Data excerpts |
⁂
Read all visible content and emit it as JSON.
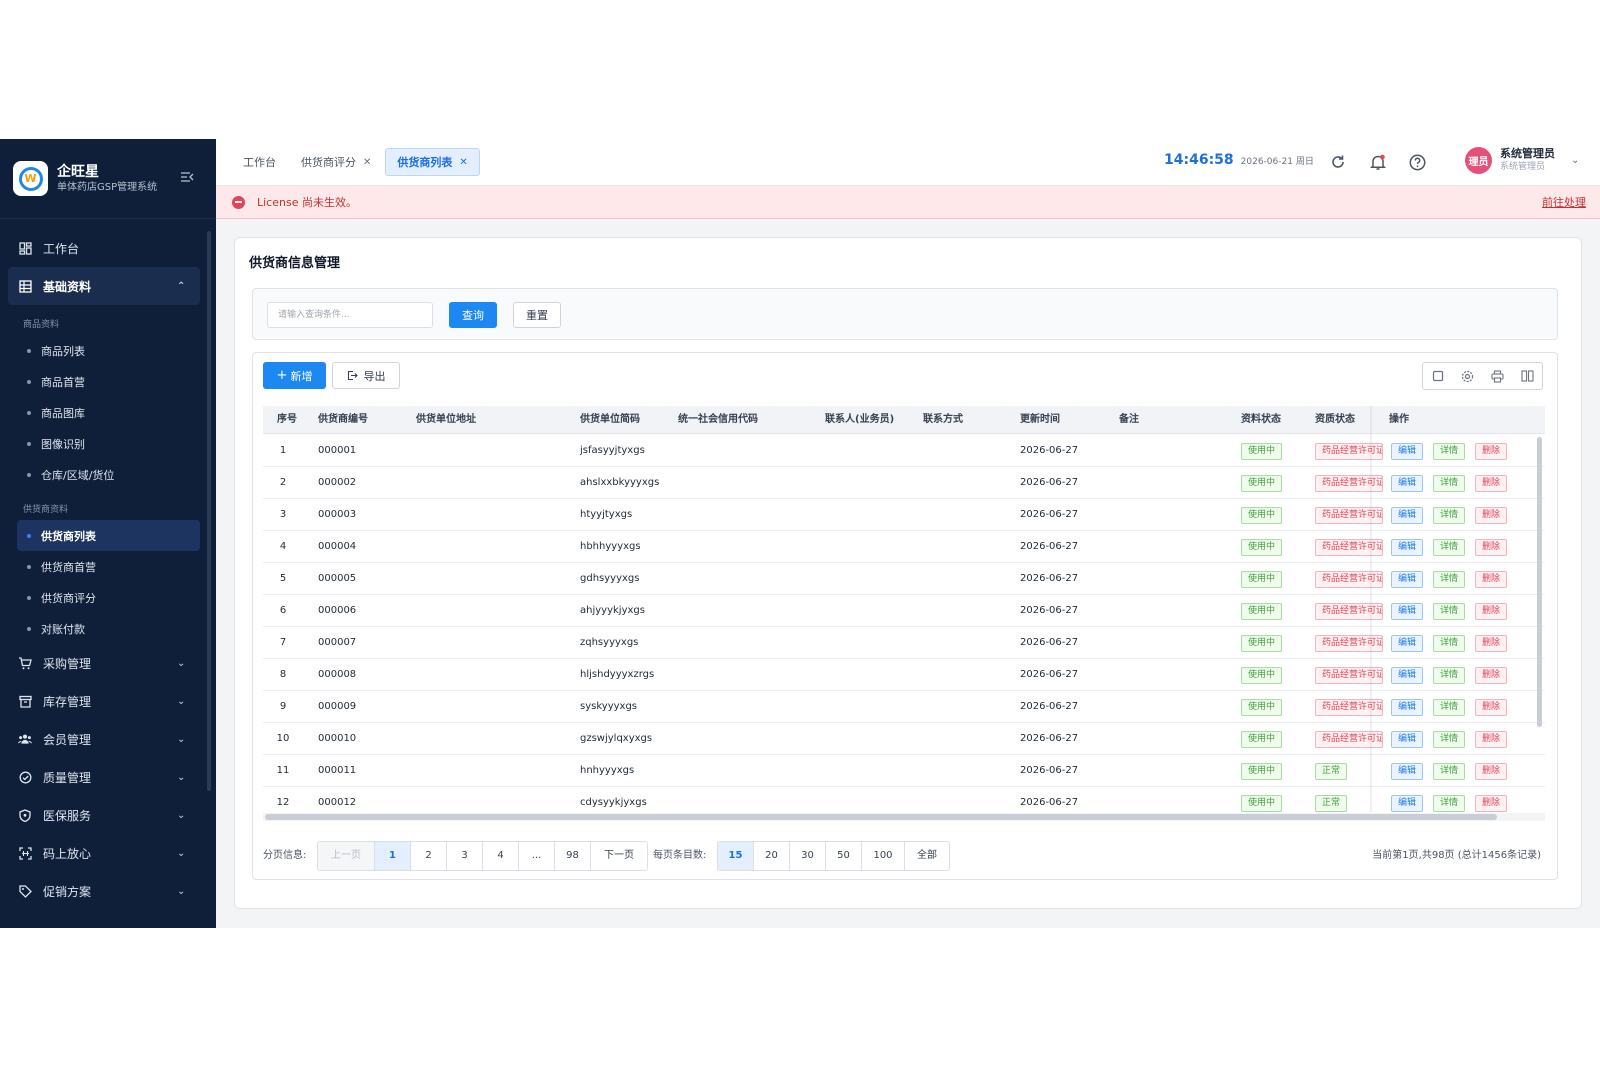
{
  "brand": {
    "name": "企旺星",
    "subtitle": "单体药店GSP管理系统"
  },
  "sidebar": {
    "workbench": "工作台",
    "basic": "基础资料",
    "group_goods": "商品资料",
    "goods_items": [
      "商品列表",
      "商品首营",
      "商品图库",
      "图像识别",
      "仓库/区域/货位"
    ],
    "group_supplier": "供货商资料",
    "supplier_items": [
      "供货商列表",
      "供货商首营",
      "供货商评分",
      "对账付款"
    ],
    "modules": [
      "采购管理",
      "库存管理",
      "会员管理",
      "质量管理",
      "医保服务",
      "码上放心",
      "促销方案"
    ]
  },
  "tabs": [
    {
      "label": "工作台"
    },
    {
      "label": "供货商评分"
    },
    {
      "label": "供货商列表"
    }
  ],
  "header": {
    "time": "14:46:58",
    "date": "2026-06-21 周日",
    "user_name": "系统管理员",
    "user_role": "系统管理员",
    "avatar_text": "理员"
  },
  "alert": {
    "message": "License 尚未生效。",
    "link": "前往处理"
  },
  "page": {
    "title": "供货商信息管理"
  },
  "search": {
    "placeholder": "请输入查询条件...",
    "query": "查询",
    "reset": "重置"
  },
  "toolbar": {
    "add": "新增",
    "export": "导出"
  },
  "table": {
    "columns": [
      "序号",
      "供货商编号",
      "供货单位地址",
      "供货单位简码",
      "统一社会信用代码",
      "联系人(业务员)",
      "联系方式",
      "更新时间",
      "备注",
      "资料状态",
      "资质状态",
      "操作"
    ],
    "ops": {
      "edit": "编辑",
      "detail": "详情",
      "delete": "删除"
    },
    "rows": [
      {
        "no": "1",
        "code": "000001",
        "abbr": "jsfasyyjtyxgs",
        "updated": "2026-06-27",
        "status": "使用中",
        "qual": "药品经营许可证",
        "qual_ok": false
      },
      {
        "no": "2",
        "code": "000002",
        "abbr": "ahslxxbkyyyxgs",
        "updated": "2026-06-27",
        "status": "使用中",
        "qual": "药品经营许可证",
        "qual_ok": false
      },
      {
        "no": "3",
        "code": "000003",
        "abbr": "htyyjtyxgs",
        "updated": "2026-06-27",
        "status": "使用中",
        "qual": "药品经营许可证",
        "qual_ok": false
      },
      {
        "no": "4",
        "code": "000004",
        "abbr": "hbhhyyyxgs",
        "updated": "2026-06-27",
        "status": "使用中",
        "qual": "药品经营许可证",
        "qual_ok": false
      },
      {
        "no": "5",
        "code": "000005",
        "abbr": "gdhsyyyxgs",
        "updated": "2026-06-27",
        "status": "使用中",
        "qual": "药品经营许可证",
        "qual_ok": false
      },
      {
        "no": "6",
        "code": "000006",
        "abbr": "ahjyyykjyxgs",
        "updated": "2026-06-27",
        "status": "使用中",
        "qual": "药品经营许可证",
        "qual_ok": false
      },
      {
        "no": "7",
        "code": "000007",
        "abbr": "zqhsyyyxgs",
        "updated": "2026-06-27",
        "status": "使用中",
        "qual": "药品经营许可证",
        "qual_ok": false
      },
      {
        "no": "8",
        "code": "000008",
        "abbr": "hljshdyyyxzrgs",
        "updated": "2026-06-27",
        "status": "使用中",
        "qual": "药品经营许可证",
        "qual_ok": false
      },
      {
        "no": "9",
        "code": "000009",
        "abbr": "syskyyyxgs",
        "updated": "2026-06-27",
        "status": "使用中",
        "qual": "药品经营许可证",
        "qual_ok": false
      },
      {
        "no": "10",
        "code": "000010",
        "abbr": "gzswjylqxyxgs",
        "updated": "2026-06-27",
        "status": "使用中",
        "qual": "药品经营许可证",
        "qual_ok": false
      },
      {
        "no": "11",
        "code": "000011",
        "abbr": "hnhyyyxgs",
        "updated": "2026-06-27",
        "status": "使用中",
        "qual": "正常",
        "qual_ok": true
      },
      {
        "no": "12",
        "code": "000012",
        "abbr": "cdysyykjyxgs",
        "updated": "2026-06-27",
        "status": "使用中",
        "qual": "正常",
        "qual_ok": true
      }
    ]
  },
  "pager": {
    "label": "分页信息:",
    "prev": "上一页",
    "pages": [
      "1",
      "2",
      "3",
      "4",
      "...",
      "98"
    ],
    "next": "下一页",
    "size_label": "每页条目数:",
    "sizes": [
      "15",
      "20",
      "30",
      "50",
      "100",
      "全部"
    ],
    "summary": "当前第1页,共98页 (总计1456条记录)"
  },
  "colors": {
    "sidebar_bg": "#0f1f3a",
    "primary": "#1e88f2",
    "danger": "#e0455a",
    "success": "#3fa33a"
  }
}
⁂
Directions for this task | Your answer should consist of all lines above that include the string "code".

Solution to the exercise |
        "code": "000001",
        "code": "000002",
        "code": "000003",
        "code": "000004",
        "code": "000005",
        "code": "000006",
        "code": "000007",
        "code": "000008",
        "code": "000009",
        "code": "000010",
        "code": "000011",
        "code": "000012",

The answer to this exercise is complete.